Shown on the left are all the component parts that are required to build a complete LPF Assembly for the KXB3080 30M & 80M option. Not shown in the photo are a short length of insulated hook-up wire and the enamel-coated wires used to wind L1 and L2.

Click to enlarge

Elecraft's reputation for excellent customer service is quite well-deserved. They responded quickly with a price quote for the required parts for a complete "do over" of the KXB3080 LPF and shipped the day after I made payment. The parts arrived in 3 days.

Shown on the right are the replacement L1 and L2 dual-winding toroidal inductors wound with the red turns spaced as closely as possible and with the green turns spread out over the remainder of the core. Winding L1 and L2 in this way causes the leads to come off the core at slightly different locations than originally intended.

Click to enlarge

It is easy to line up leads 2 & 3 to fit into the holes provided on the LPF PC Board however, leads 1 & 4 exit the core at locations a bit removed from the holes where they terminate. It was a bit of a chore to make everything fit into place properly.

Shown on the left is the completed replacement Low Pass Filter assembly attached to the KX1 Board and with the Antenna Tuner Unit (ATU) in place. The small gap in the connecting jack & plug between the ATU and the KX1 is normal and is the same as previous.

In hindsight, I probably would have been just as well off to leave everything as it was without rebuilding the LPF assembly. When everything was done, the measured output power was very comparable to what I had seen previously. But, being a tinkerer, I had to try to see what I could do.

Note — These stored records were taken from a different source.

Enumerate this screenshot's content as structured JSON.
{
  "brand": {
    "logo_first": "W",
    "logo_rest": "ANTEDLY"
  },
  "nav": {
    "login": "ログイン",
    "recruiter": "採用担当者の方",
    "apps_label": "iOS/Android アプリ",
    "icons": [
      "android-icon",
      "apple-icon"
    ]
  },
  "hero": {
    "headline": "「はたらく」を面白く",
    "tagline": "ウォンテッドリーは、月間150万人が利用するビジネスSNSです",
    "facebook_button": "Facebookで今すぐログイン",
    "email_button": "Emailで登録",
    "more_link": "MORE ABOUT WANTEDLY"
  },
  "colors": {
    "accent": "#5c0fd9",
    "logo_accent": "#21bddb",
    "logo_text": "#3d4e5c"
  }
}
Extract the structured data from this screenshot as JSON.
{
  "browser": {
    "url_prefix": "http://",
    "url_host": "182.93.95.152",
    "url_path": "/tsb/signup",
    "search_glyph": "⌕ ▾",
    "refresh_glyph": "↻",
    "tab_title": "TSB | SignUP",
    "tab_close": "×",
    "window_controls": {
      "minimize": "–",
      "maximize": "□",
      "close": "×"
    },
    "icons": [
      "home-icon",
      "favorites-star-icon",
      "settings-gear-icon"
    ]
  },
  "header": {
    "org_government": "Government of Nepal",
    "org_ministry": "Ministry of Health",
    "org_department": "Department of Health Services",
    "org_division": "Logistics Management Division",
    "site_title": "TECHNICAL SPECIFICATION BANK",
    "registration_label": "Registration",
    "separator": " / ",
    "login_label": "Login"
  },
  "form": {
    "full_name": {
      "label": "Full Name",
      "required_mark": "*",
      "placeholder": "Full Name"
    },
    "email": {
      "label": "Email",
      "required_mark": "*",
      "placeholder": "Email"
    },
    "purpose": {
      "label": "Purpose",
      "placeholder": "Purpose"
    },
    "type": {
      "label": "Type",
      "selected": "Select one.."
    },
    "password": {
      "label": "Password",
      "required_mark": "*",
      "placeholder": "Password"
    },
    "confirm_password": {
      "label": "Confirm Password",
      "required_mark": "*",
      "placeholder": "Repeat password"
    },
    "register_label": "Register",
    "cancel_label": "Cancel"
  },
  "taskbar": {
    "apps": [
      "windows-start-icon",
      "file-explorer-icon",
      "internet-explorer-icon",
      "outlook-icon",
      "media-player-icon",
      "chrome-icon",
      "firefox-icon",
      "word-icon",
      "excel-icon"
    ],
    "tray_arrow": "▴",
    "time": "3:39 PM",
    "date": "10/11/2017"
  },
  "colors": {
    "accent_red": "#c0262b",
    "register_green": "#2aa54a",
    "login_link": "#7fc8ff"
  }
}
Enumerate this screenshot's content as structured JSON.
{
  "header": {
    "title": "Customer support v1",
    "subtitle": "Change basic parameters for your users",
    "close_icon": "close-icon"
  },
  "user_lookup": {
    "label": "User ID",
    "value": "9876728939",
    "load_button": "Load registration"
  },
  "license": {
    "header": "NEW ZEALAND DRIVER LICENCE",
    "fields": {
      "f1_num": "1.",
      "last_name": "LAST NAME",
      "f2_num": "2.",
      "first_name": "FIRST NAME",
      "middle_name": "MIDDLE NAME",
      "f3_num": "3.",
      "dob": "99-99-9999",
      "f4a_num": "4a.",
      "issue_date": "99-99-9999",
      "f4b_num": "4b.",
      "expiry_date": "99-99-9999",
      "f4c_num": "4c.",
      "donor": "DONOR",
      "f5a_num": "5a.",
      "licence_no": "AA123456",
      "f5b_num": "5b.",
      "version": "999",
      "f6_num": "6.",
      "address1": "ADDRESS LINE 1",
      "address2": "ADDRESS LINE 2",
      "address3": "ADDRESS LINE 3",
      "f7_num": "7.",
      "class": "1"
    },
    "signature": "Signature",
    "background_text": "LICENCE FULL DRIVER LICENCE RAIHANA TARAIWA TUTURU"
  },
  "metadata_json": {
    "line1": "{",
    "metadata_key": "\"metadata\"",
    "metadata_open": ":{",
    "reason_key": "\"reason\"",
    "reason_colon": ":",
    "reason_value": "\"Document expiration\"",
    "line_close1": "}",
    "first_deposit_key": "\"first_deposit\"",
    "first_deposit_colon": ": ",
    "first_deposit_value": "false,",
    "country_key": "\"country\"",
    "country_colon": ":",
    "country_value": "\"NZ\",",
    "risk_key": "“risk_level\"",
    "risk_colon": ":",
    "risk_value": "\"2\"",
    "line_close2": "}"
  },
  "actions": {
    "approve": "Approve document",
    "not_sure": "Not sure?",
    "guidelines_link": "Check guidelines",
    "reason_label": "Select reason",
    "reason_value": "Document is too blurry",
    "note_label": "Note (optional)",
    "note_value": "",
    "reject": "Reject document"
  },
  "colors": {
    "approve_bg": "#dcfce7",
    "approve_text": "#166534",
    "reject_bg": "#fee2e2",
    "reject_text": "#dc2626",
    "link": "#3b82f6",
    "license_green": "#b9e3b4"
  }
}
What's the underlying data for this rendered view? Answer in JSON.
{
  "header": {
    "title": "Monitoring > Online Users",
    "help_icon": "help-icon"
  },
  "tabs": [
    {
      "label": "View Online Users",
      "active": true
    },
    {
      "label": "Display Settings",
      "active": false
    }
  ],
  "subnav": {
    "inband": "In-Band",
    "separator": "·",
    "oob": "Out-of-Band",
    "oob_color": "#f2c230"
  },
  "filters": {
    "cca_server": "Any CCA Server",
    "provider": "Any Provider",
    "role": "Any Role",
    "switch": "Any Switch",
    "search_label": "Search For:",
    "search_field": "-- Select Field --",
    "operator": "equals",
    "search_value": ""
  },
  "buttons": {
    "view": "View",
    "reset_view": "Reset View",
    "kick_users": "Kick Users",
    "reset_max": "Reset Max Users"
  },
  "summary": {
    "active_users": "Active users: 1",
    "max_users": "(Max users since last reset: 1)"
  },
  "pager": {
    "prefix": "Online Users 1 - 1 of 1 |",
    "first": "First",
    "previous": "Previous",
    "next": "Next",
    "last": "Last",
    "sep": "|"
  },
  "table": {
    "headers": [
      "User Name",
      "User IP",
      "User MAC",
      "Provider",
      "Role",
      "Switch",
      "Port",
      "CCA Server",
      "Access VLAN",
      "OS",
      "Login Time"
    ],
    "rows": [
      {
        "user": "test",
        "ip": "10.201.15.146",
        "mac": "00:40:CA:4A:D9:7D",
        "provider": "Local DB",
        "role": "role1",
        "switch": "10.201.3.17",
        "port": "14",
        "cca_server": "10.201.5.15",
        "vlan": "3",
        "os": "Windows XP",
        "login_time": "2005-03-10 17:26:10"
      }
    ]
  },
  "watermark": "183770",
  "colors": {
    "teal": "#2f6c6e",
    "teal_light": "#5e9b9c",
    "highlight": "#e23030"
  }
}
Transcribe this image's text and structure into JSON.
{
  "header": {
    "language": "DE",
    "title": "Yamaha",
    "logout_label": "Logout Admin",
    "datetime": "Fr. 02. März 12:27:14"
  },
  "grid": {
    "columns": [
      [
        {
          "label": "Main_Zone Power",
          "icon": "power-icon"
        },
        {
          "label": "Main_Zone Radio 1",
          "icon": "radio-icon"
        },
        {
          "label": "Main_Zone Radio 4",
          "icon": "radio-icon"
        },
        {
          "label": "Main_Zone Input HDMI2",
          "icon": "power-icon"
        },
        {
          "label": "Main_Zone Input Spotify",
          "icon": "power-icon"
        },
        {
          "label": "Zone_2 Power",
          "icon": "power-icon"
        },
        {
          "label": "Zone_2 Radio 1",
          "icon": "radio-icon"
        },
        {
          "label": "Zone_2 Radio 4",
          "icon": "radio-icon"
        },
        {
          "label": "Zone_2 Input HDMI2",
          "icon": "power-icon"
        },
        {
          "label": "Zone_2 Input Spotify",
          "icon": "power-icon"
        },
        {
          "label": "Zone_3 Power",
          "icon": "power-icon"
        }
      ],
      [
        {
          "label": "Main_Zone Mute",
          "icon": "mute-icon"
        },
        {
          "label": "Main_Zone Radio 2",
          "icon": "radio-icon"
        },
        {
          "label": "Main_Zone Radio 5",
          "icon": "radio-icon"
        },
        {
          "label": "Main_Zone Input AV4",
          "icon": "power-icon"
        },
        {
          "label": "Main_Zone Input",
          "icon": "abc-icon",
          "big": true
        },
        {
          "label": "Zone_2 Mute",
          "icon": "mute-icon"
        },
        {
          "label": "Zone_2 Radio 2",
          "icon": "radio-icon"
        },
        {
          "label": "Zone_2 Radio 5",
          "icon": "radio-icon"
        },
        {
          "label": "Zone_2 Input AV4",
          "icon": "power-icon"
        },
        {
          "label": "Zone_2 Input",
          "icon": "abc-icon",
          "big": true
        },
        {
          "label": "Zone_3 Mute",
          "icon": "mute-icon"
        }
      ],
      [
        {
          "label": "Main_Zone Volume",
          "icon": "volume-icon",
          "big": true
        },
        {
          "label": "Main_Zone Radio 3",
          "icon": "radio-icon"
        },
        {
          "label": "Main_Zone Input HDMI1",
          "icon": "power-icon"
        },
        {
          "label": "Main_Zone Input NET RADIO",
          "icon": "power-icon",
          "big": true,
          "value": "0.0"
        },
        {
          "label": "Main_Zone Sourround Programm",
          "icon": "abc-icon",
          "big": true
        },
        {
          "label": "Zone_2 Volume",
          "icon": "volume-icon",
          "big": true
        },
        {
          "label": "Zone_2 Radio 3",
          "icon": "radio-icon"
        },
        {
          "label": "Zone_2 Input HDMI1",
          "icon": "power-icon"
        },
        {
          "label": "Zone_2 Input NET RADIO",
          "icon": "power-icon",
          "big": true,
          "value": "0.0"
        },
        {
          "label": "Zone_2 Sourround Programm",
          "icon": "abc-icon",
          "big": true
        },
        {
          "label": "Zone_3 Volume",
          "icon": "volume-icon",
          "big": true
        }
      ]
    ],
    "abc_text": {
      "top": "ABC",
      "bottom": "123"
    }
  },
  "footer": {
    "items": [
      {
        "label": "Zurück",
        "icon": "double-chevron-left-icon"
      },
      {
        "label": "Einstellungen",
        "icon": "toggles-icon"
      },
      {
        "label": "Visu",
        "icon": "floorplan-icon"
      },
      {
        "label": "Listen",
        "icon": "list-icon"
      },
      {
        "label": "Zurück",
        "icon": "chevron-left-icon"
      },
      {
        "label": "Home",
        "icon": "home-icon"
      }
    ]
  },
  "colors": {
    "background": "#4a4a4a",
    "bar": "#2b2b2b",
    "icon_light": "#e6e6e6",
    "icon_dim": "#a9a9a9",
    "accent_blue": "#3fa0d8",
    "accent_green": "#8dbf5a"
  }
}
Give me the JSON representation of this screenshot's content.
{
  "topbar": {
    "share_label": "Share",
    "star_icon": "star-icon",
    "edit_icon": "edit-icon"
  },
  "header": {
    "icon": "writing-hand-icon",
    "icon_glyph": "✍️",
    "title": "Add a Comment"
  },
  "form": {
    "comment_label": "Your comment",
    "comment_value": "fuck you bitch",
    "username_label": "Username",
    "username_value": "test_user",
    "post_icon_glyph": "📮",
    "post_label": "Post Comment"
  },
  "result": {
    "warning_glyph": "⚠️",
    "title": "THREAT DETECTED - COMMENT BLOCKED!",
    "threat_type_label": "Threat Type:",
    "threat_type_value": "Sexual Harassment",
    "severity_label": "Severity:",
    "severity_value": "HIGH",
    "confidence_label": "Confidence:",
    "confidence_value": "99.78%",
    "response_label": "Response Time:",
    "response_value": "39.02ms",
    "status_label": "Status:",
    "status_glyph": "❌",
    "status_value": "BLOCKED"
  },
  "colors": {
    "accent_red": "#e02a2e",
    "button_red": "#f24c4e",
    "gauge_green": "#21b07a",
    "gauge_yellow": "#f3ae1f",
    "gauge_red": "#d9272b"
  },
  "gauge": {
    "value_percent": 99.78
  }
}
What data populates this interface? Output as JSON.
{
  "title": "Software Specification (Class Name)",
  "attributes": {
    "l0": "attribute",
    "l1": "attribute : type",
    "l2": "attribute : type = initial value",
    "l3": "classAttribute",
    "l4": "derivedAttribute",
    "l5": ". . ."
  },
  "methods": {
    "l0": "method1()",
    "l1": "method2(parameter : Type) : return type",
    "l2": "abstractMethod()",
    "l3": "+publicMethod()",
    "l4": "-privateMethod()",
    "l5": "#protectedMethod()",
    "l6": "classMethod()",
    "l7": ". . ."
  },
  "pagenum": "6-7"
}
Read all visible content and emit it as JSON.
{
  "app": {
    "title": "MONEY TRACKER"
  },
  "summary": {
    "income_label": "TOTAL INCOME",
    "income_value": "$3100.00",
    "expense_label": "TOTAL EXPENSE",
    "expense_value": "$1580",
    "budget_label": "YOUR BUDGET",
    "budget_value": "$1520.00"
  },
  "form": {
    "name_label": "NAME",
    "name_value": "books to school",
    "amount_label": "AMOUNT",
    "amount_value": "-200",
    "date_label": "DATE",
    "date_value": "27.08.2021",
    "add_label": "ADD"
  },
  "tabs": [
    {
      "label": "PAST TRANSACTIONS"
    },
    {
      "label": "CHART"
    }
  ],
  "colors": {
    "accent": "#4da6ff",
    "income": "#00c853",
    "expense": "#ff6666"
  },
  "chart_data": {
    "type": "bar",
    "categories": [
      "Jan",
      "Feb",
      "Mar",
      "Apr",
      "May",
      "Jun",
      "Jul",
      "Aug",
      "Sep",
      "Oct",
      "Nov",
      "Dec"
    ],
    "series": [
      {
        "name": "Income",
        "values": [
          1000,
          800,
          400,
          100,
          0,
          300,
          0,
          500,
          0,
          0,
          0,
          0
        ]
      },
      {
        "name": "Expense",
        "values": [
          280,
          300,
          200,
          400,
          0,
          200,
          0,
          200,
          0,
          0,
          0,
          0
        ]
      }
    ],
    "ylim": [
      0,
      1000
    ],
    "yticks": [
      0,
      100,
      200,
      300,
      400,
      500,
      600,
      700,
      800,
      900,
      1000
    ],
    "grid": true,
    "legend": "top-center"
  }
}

When I was all done, I performed the power output modification that Elecraft provides as a part of the KXB3080 option kit. With the power output modification completed, my power readings, with the ATU installed, and connected to a 13.8 VDC power supply, are as follows:
          80M : 4.46 Watts
          40M : 3.69 Watts
          30M : 5.49 Watts
          20M : 3.69 Watts
Overall, I'm satisfied with these results.

Overall Impression of the Elecraft KX1:

This project was completed in mid-April, 2009, and I will try to return to this page later to relate some of my experiences using the 4-band KX1 for QRP operating.

I think the overall kit is of excellent quality and the availability of Elecraft support, the Elecraft email reflector, and people like Don Wilhelm, W3FPR, make the do-it-yourself experience quite enjoyable. I am very grateful to Don Wilhelm for his quick responses to emails and for his helpful suggestions.

I still maintain that the KXB3080 30M & 80M option is the most difficult part of the whole project. Unless you are an experienced builder and have good quality tools, I would strongly recommend out-sourcing that modification to someone with more experience.

Please feel free to contact me with any comments, suggestions, or other requests related to this project. My email address is available through QRZ dot com or via my call at ARRL dot net.

Operating the 4-band KX1 QRP Transceiver:

My first QSO with the completed 4-band KX1 QRP transceiver was on the 80M band with K4OSO, Milt, in Rockville, Virginia, on 20 April 2009. Milt was very helpful in assisting with the final test of the radio including a test with battery power.

During the test with Milt, I first started out with the main HF radio, the Icom 756ProIII, and then switched to the Elecraft KX1 for the remainder of the QSO. That test allowed Milt to listen carefully for any minor change in frequency and confirmed for me that the KX1 frequency calibration was quite good.

Although Milt is only 120 miles South of me, the QSO was completed in mid-day and Milt gave me a solid 559-569 signal report.

I will log some of my initial QRP QSOs in the table here:

Date Band Call Name QTH Miles RST
20-Apr-09 80M K4OSO Milt Rockville, VA 120 569
26-Apr-09 30M KJ4AOM Ray Richmond, KY 415 569
26-Apr-09 20M KE4YHY Don Arab, AL 632 599
27-Apr-09 40M W1JSB Hanz Sanbornton, NH 401 579
27-Apr-09 20M K0KEX Rick Edgerton, MO 948 569
3-May-09 80M K1LGQ Dennis Brookline, NH 364 599
11-Jul-09 40M K4ZNC John Tallahassee, FL 734 559
23-Jul-09 30M KU8T Tom Ft. Wayne, IN 457 559
25-Jul-09 20M XE1IM Duarte Uruapan, Mexico 2,035 539
25-Jul-09 20M WO8J Joe Redmond, WA 2,310 339
25-Jul-09 20M ZL2BLQ Stan Greytown, New Zealand 8,786 319

Return to Photo Album Page

Valid XHTML 1.0 Transitional